The homestretch was hard. I kept looking at my watch, looking up at the finish line down the block, and trying to do the math. How far was it – how long would it take me – how close to 3:00:00 would I be – could I DO it? I began to cry as I ran – I was tired, hurting, and overwhelmed with all the feelings. I talked to myself – telling myself “come on Laura – you can DO this Laura – you’re almost there – keep going – come ON!!” And it was my outside voice, just loud enough for me. My watch was ticking away time, my feet were pounding away, my tears were still flowing and I finally crossed the final magic timing mat. I stopped my watch as I crossed. Peeking, not daring to believe my eyes. As I moved out of the finisher chute and scanned the crowd for my son, I kept looking at my watch and crying harder. I wanted to call my husband and ask about the final text message – confirm that I wasn’t hallucinating.

2:59:32

I did it. I ran a half marathon in under 3 hours. 15 weeks of training. Countless hours of running and preparation. Goal setting and achieving. Setting time aside, finding new and interesting routes, making it all come together. I did it. With support from everyone around me – virtually or otherwise. And I can’t think of a thank you that expresses just HOW thankful I am. So I’ll try with this:
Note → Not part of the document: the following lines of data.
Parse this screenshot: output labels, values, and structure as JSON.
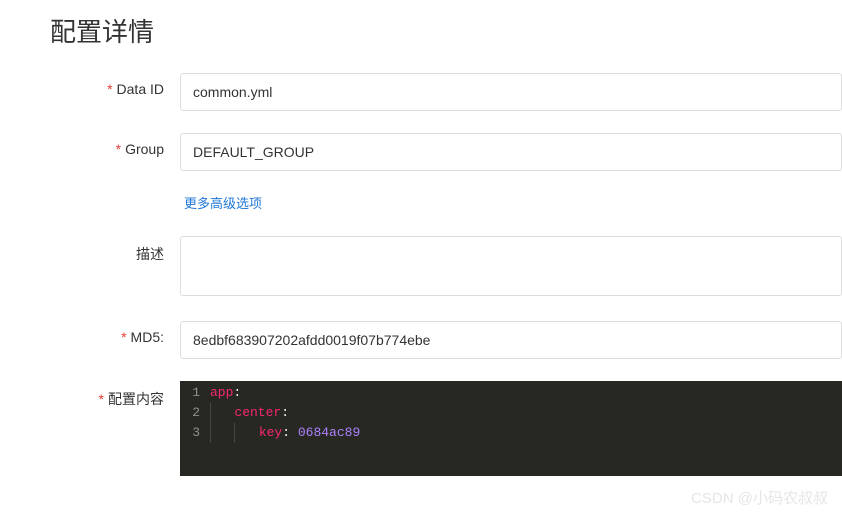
{
  "title": "配置详情",
  "labels": {
    "data_id": "Data ID",
    "group": "Group",
    "advanced": "更多高级选项",
    "description": "描述",
    "md5": "MD5:",
    "content": "配置内容"
  },
  "values": {
    "data_id": "common.yml",
    "group": "DEFAULT_GROUP",
    "description": "",
    "md5": "8edbf683907202afdd0019f07b774ebe"
  },
  "code": {
    "lines": [
      {
        "n": "1",
        "indent": 0,
        "key": "app",
        "value": null
      },
      {
        "n": "2",
        "indent": 1,
        "key": "center",
        "value": null
      },
      {
        "n": "3",
        "indent": 2,
        "key": "key",
        "value": "0684ac89"
      }
    ]
  },
  "watermark": "CSDN @小码农叔叔"
}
If I can do this – then you can too. What’s your goal? What’s your plan? And how can I help? It doesn’t have to be a half marathon; it can be to lose 10 pounds, to stop being so self critical, to walk 1 mile without stopping. Dare to dream – believe in yourself – and know that other people believe in you too!
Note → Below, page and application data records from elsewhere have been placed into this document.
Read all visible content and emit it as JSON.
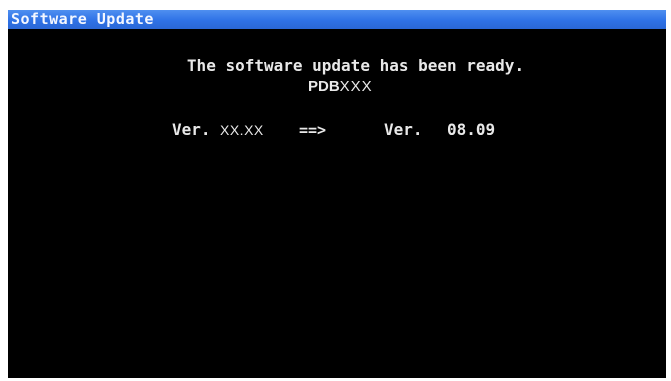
{
  "window": {
    "title": "Software Update"
  },
  "message": {
    "line": "The software update has been ready.",
    "model_prefix": "PDB",
    "model_suffix": "XXX"
  },
  "version": {
    "current_label": "Ver.",
    "current_value": "XX.XX",
    "arrow": "==>",
    "new_label": "Ver.",
    "new_value": "08.09"
  },
  "colors": {
    "title_bar": "#2f72e6",
    "screen_background": "#000000",
    "text": "#e8e8e8"
  }
}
8 comments:

Googie said...

I cried while reading this whole post!! You did it girl and we are all so proud of you!! I have a 5k on Sunday and I really, really, really needed to read this to get me excited about it. If you can do it, so can I!! Thanks so much!!

LauraLynne said...

so excited to hear the results - you can TOTALLY do this 5k this weekend - I'll be cheering you on!!

DeDe said...

I don't know how I found your blog, but your story is so similar to mine! I signed up in January, trained with C25K, set a goal to finish under 3 hours and Saturday crossed the finish line at 2:47! I didn't run the whole thing, that is my goal for the next half! Great job making your goal Laura, that is awesome! Are you going to sign up for the 2011 RnR?? I AM! =)

Kerri said...

WOW! Amazing! I hope to someday be able to run a marathon. I walked my first 5k 2 weeks ago and that felt great. I can only imagine how you must have felt. Thank you for sharing!!!

Amy said...

I am speachless. That is inspiring. I made my hubby stop watching TV to tell him the story. Amazing.

LauraLynne said...

Dede - that's AWESOME!!!
and I haven't decided if I'm doing this same one next year - probably, hopefully...more than likely.

Bringing Pretty Back said...

YOU ARE AMAZING!

Ali said...

Hi Lynne,
I ama new follower andam so glad I found your blog. What an inspiration you are and I have to say I was on the edge of my seat through that post. You are Incredible! What an achievement!